Pictures aside, can you reproduce the records word for word?

Start of Task inputs

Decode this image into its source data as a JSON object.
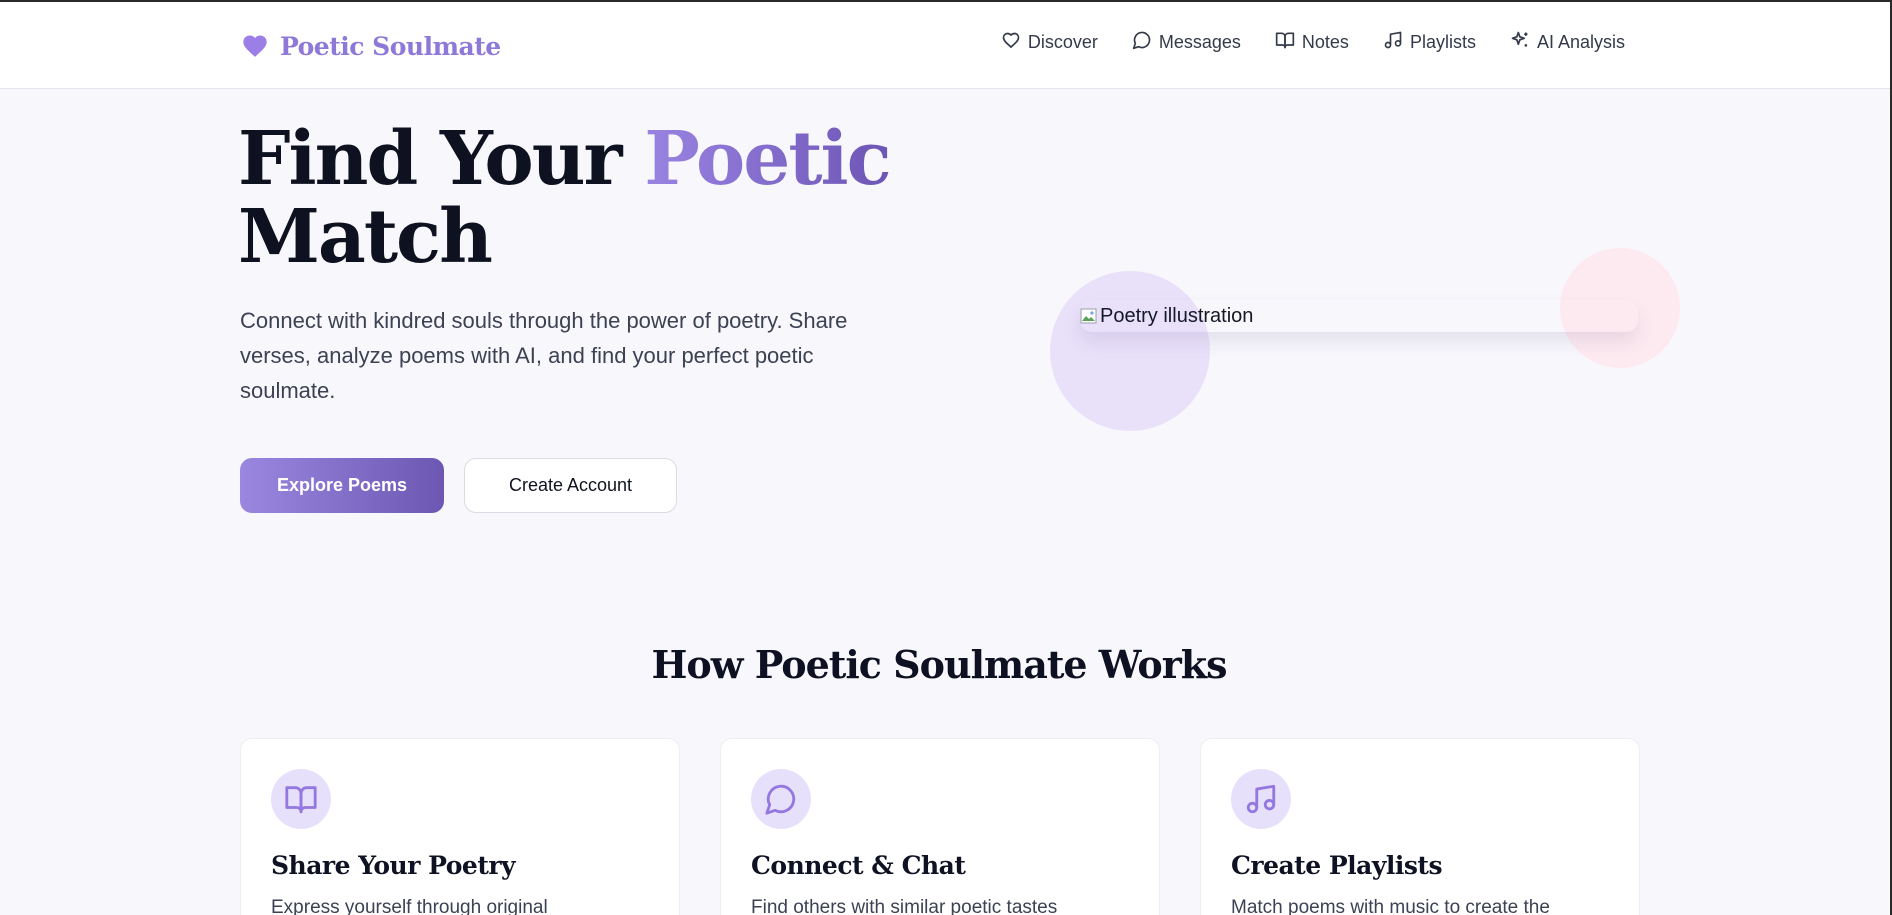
{
  "brand": {
    "name": "Poetic Soulmate",
    "icon": "heart-icon"
  },
  "nav": {
    "items": [
      {
        "label": "Discover",
        "icon": "heart-outline-icon"
      },
      {
        "label": "Messages",
        "icon": "chat-bubble-icon"
      },
      {
        "label": "Notes",
        "icon": "book-open-icon"
      },
      {
        "label": "Playlists",
        "icon": "music-note-icon"
      },
      {
        "label": "AI Analysis",
        "icon": "sparkles-icon"
      }
    ]
  },
  "hero": {
    "title_part1": "Find Your ",
    "title_accent": "Poetic",
    "title_part2": "Match",
    "description": "Connect with kindred souls through the power of poetry. Share verses, analyze poems with AI, and find your perfect poetic soulmate.",
    "primary_button": "Explore Poems",
    "secondary_button": "Create Account",
    "illustration_alt": "Poetry illustration"
  },
  "how_it_works": {
    "title": "How Poetic Soulmate Works",
    "cards": [
      {
        "title": "Share Your Poetry",
        "description": "Express yourself through original",
        "icon": "book-open-icon"
      },
      {
        "title": "Connect & Chat",
        "description": "Find others with similar poetic tastes",
        "icon": "chat-bubble-icon"
      },
      {
        "title": "Create Playlists",
        "description": "Match poems with music to create the",
        "icon": "music-note-icon"
      }
    ]
  },
  "colors": {
    "accent": "#8f79d8",
    "accent_dark": "#6c58b2",
    "background": "#f8f7fc",
    "icon_bg": "#e7e0fb",
    "circle_pink": "#fdeaf0"
  }
}
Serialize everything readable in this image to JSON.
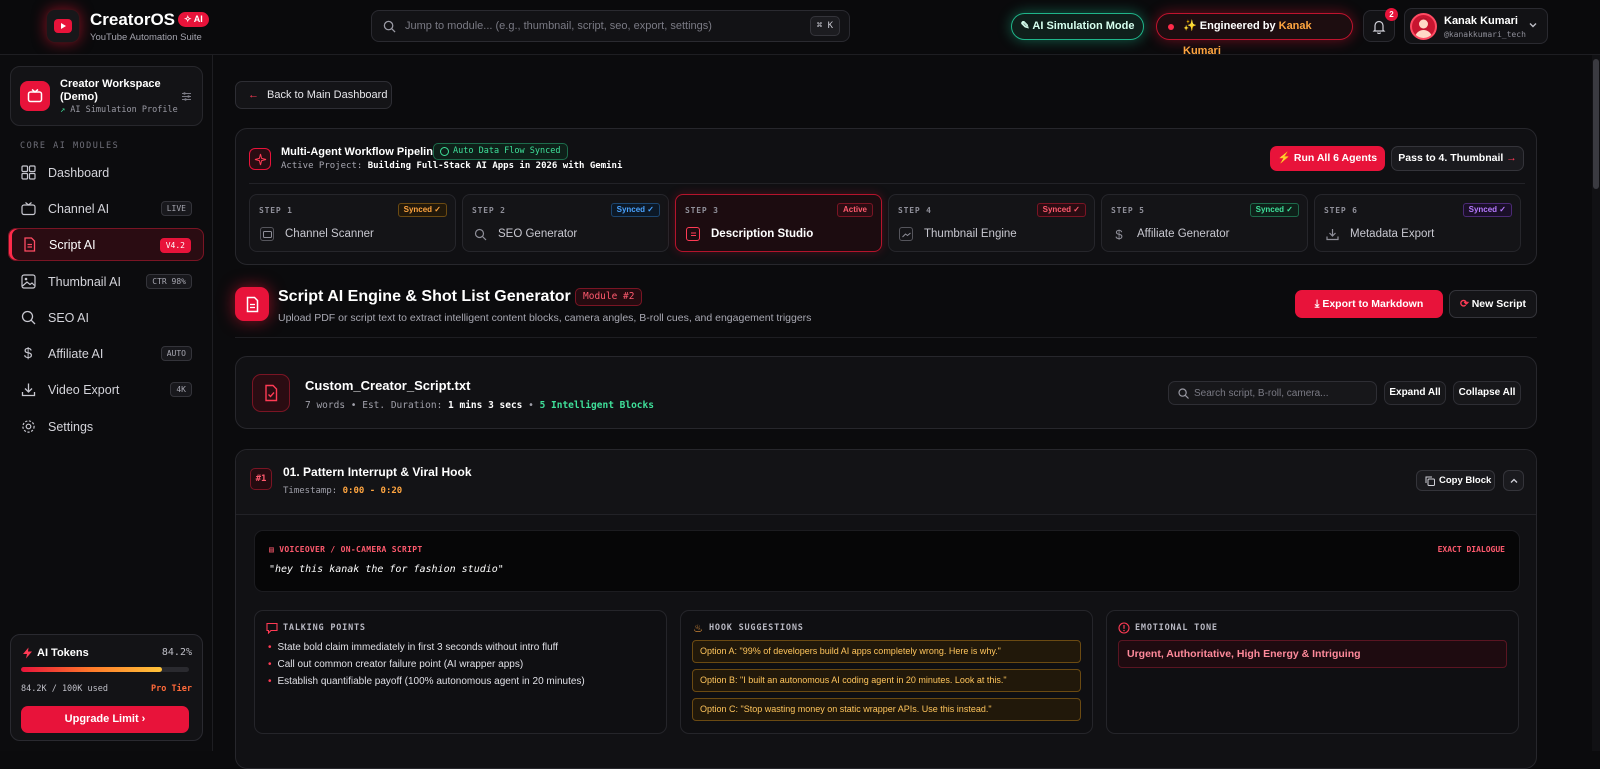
{
  "brand": {
    "title": "CreatorOS",
    "ai_badge": "AI",
    "subtitle": "YouTube Automation Suite"
  },
  "search": {
    "placeholder": "Jump to module... (e.g., thumbnail, script, seo, export, settings)",
    "shortcut": "⌘ K"
  },
  "header": {
    "sim_mode": "AI Simulation Mode",
    "engineered_prefix": "Engineered by",
    "engineered_name": "Kanak Kumari",
    "notifications": "2",
    "user_name": "Kanak Kumari",
    "user_handle": "@kanakkumari_tech"
  },
  "workspace": {
    "name": "Creator Workspace (Demo)",
    "profile": "AI Simulation Profile"
  },
  "sidebar": {
    "section_label": "CORE AI MODULES",
    "items": [
      {
        "label": "Dashboard",
        "tag": ""
      },
      {
        "label": "Channel AI",
        "tag": "LIVE"
      },
      {
        "label": "Script AI",
        "tag": "V4.2"
      },
      {
        "label": "Thumbnail AI",
        "tag": "CTR 98%"
      },
      {
        "label": "SEO AI",
        "tag": ""
      },
      {
        "label": "Affiliate AI",
        "tag": "AUTO"
      },
      {
        "label": "Video Export",
        "tag": "4K"
      },
      {
        "label": "Settings",
        "tag": ""
      }
    ],
    "active_index": 2
  },
  "tokens": {
    "label": "AI Tokens",
    "percent_text": "84.2%",
    "fill": 0.842,
    "used": "84.2K / 100K used",
    "tier": "Pro Tier",
    "upgrade": "Upgrade Limit"
  },
  "nav": {
    "back": "Back to Main Dashboard"
  },
  "pipeline": {
    "title": "Multi-Agent Workflow Pipeline",
    "sync_badge": "Auto Data Flow Synced",
    "project_label": "Active Project:",
    "project_name": "Building Full-Stack AI Apps in 2026 with Gemini",
    "run_all": "Run All 6 Agents",
    "pass_next": "Pass to 4. Thumbnail",
    "steps": [
      {
        "step": "STEP 1",
        "status": "Synced ✓",
        "label": "Channel Scanner",
        "color": "#ffa540"
      },
      {
        "step": "STEP 2",
        "status": "Synced ✓",
        "label": "SEO Generator",
        "color": "#4aa3ff"
      },
      {
        "step": "STEP 3",
        "status": "Active",
        "label": "Description Studio",
        "color": "#ff3b55"
      },
      {
        "step": "STEP 4",
        "status": "Synced ✓",
        "label": "Thumbnail Engine",
        "color": "#ff3b55"
      },
      {
        "step": "STEP 5",
        "status": "Synced ✓",
        "label": "Affiliate Generator",
        "color": "#3fe09a"
      },
      {
        "step": "STEP 6",
        "status": "Synced ✓",
        "label": "Metadata Export",
        "color": "#b77aff"
      }
    ]
  },
  "module": {
    "title": "Script AI Engine & Shot List Generator",
    "badge": "Module #2",
    "subtitle": "Upload PDF or script text to extract intelligent content blocks, camera angles, B-roll cues, and engagement triggers",
    "export": "Export to Markdown",
    "new_script": "New Script"
  },
  "file": {
    "name": "Custom_Creator_Script.txt",
    "words": "7 words",
    "duration_label": "Est. Duration:",
    "duration": "1 mins 3 secs",
    "blocks": "5 Intelligent Blocks",
    "search_placeholder": "Search script, B-roll, camera...",
    "expand": "Expand All",
    "collapse": "Collapse All"
  },
  "block": {
    "num": "#1",
    "title": "01. Pattern Interrupt & Viral Hook",
    "timestamp_label": "Timestamp:",
    "timestamp": "0:00 - 0:20",
    "copy": "Copy Block",
    "vo_label": "VOICEOVER / ON-CAMERA SCRIPT",
    "vo_exact": "EXACT DIALOGUE",
    "vo_text": "\"hey this kanak the for fashion studio\"",
    "talking_label": "TALKING POINTS",
    "talking_points": [
      "State bold claim immediately in first 3 seconds without intro fluff",
      "Call out common creator failure point (AI wrapper apps)",
      "Establish quantifiable payoff (100% autonomous agent in 20 minutes)"
    ],
    "hooks_label": "HOOK SUGGESTIONS",
    "hooks": [
      "Option A: \"99% of developers build AI apps completely wrong. Here is why.\"",
      "Option B: \"I built an autonomous AI coding agent in 20 minutes. Look at this.\"",
      "Option C: \"Stop wasting money on static wrapper APIs. Use this instead.\""
    ],
    "tone_label": "EMOTIONAL TONE",
    "tone": "Urgent, Authoritative, High Energy & Intriguing"
  }
}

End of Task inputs

= Answer for this exercise =
Decode this image into its source data as a JSON object.
{
  "brand": {
    "name": "Poetic Soulmate",
    "icon": "heart-icon"
  },
  "nav": {
    "items": [
      {
        "label": "Discover",
        "icon": "heart-outline-icon"
      },
      {
        "label": "Messages",
        "icon": "chat-bubble-icon"
      },
      {
        "label": "Notes",
        "icon": "book-open-icon"
      },
      {
        "label": "Playlists",
        "icon": "music-note-icon"
      },
      {
        "label": "AI Analysis",
        "icon": "sparkles-icon"
      }
    ]
  },
  "hero": {
    "title_part1": "Find Your ",
    "title_accent": "Poetic",
    "title_part2": "Match",
    "description": "Connect with kindred souls through the power of poetry. Share verses, analyze poems with AI, and find your perfect poetic soulmate.",
    "primary_button": "Explore Poems",
    "secondary_button": "Create Account",
    "illustration_alt": "Poetry illustration"
  },
  "how_it_works": {
    "title": "How Poetic Soulmate Works",
    "cards": [
      {
        "title": "Share Your Poetry",
        "description": "Express yourself through original",
        "icon": "book-open-icon"
      },
      {
        "title": "Connect & Chat",
        "description": "Find others with similar poetic tastes",
        "icon": "chat-bubble-icon"
      },
      {
        "title": "Create Playlists",
        "description": "Match poems with music to create the",
        "icon": "music-note-icon"
      }
    ]
  },
  "colors": {
    "accent": "#8f79d8",
    "accent_dark": "#6c58b2",
    "background": "#f8f7fc",
    "icon_bg": "#e7e0fb",
    "circle_pink": "#fdeaf0"
  }
}
Serialize everything readable in this image to JSON.
{
  "brand": {
    "title": "CreatorOS",
    "ai_badge": "AI",
    "subtitle": "YouTube Automation Suite"
  },
  "search": {
    "placeholder": "Jump to module... (e.g., thumbnail, script, seo, export, settings)",
    "shortcut": "⌘ K"
  },
  "header": {
    "sim_mode": "AI Simulation Mode",
    "engineered_prefix": "Engineered by",
    "engineered_name": "Kanak Kumari",
    "notifications": "2",
    "user_name": "Kanak Kumari",
    "user_handle": "@kanakkumari_tech"
  },
  "workspace": {
    "name": "Creator Workspace (Demo)",
    "profile": "AI Simulation Profile"
  },
  "sidebar": {
    "section_label": "CORE AI MODULES",
    "items": [
      {
        "label": "Dashboard",
        "tag": ""
      },
      {
        "label": "Channel AI",
        "tag": "LIVE"
      },
      {
        "label": "Script AI",
        "tag": "V4.2"
      },
      {
        "label": "Thumbnail AI",
        "tag": "CTR 98%"
      },
      {
        "label": "SEO AI",
        "tag": ""
      },
      {
        "label": "Affiliate AI",
        "tag": "AUTO"
      },
      {
        "label": "Video Export",
        "tag": "4K"
      },
      {
        "label": "Settings",
        "tag": ""
      }
    ],
    "active_index": 2
  },
  "tokens": {
    "label": "AI Tokens",
    "percent_text": "84.2%",
    "fill": 0.842,
    "used": "84.2K / 100K used",
    "tier": "Pro Tier",
    "upgrade": "Upgrade Limit"
  },
  "nav": {
    "back": "Back to Main Dashboard"
  },
  "pipeline": {
    "title": "Multi-Agent Workflow Pipeline",
    "sync_badge": "Auto Data Flow Synced",
    "project_label": "Active Project:",
    "project_name": "Building Full-Stack AI Apps in 2026 with Gemini",
    "run_all": "Run All 6 Agents",
    "pass_next": "Pass to 4. Thumbnail",
    "steps": [
      {
        "step": "STEP 1",
        "status": "Synced ✓",
        "label": "Channel Scanner",
        "color": "#ffa540"
      },
      {
        "step": "STEP 2",
        "status": "Synced ✓",
        "label": "SEO Generator",
        "color": "#4aa3ff"
      },
      {
        "step": "STEP 3",
        "status": "Active",
        "label": "Description Studio",
        "color": "#ff3b55"
      },
      {
        "step": "STEP 4",
        "status": "Synced ✓",
        "label": "Thumbnail Engine",
        "color": "#ff3b55"
      },
      {
        "step": "STEP 5",
        "status": "Synced ✓",
        "label": "Affiliate Generator",
        "color": "#3fe09a"
      },
      {
        "step": "STEP 6",
        "status": "Synced ✓",
        "label": "Metadata Export",
        "color": "#b77aff"
      }
    ]
  },
  "module": {
    "title": "Script AI Engine & Shot List Generator",
    "badge": "Module #2",
    "subtitle": "Upload PDF or script text to extract intelligent content blocks, camera angles, B-roll cues, and engagement triggers",
    "export": "Export to Markdown",
    "new_script": "New Script"
  },
  "file": {
    "name": "Custom_Creator_Script.txt",
    "words": "7 words",
    "duration_label": "Est. Duration:",
    "duration": "1 mins 3 secs",
    "blocks": "5 Intelligent Blocks",
    "search_placeholder": "Search script, B-roll, camera...",
    "expand": "Expand All",
    "collapse": "Collapse All"
  },
  "block": {
    "num": "#1",
    "title": "01. Pattern Interrupt & Viral Hook",
    "timestamp_label": "Timestamp:",
    "timestamp": "0:00 - 0:20",
    "copy": "Copy Block",
    "vo_label": "VOICEOVER / ON-CAMERA SCRIPT",
    "vo_exact": "EXACT DIALOGUE",
    "vo_text": "\"hey this kanak the for fashion studio\"",
    "talking_label": "TALKING POINTS",
    "talking_points": [
      "State bold claim immediately in first 3 seconds without intro fluff",
      "Call out common creator failure point (AI wrapper apps)",
      "Establish quantifiable payoff (100% autonomous agent in 20 minutes)"
    ],
    "hooks_label": "HOOK SUGGESTIONS",
    "hooks": [
      "Option A: \"99% of developers build AI apps completely wrong. Here is why.\"",
      "Option B: \"I built an autonomous AI coding agent in 20 minutes. Look at this.\"",
      "Option C: \"Stop wasting money on static wrapper APIs. Use this instead.\""
    ],
    "tone_label": "EMOTIONAL TONE",
    "tone": "Urgent, Authoritative, High Energy & Intriguing"
  }
}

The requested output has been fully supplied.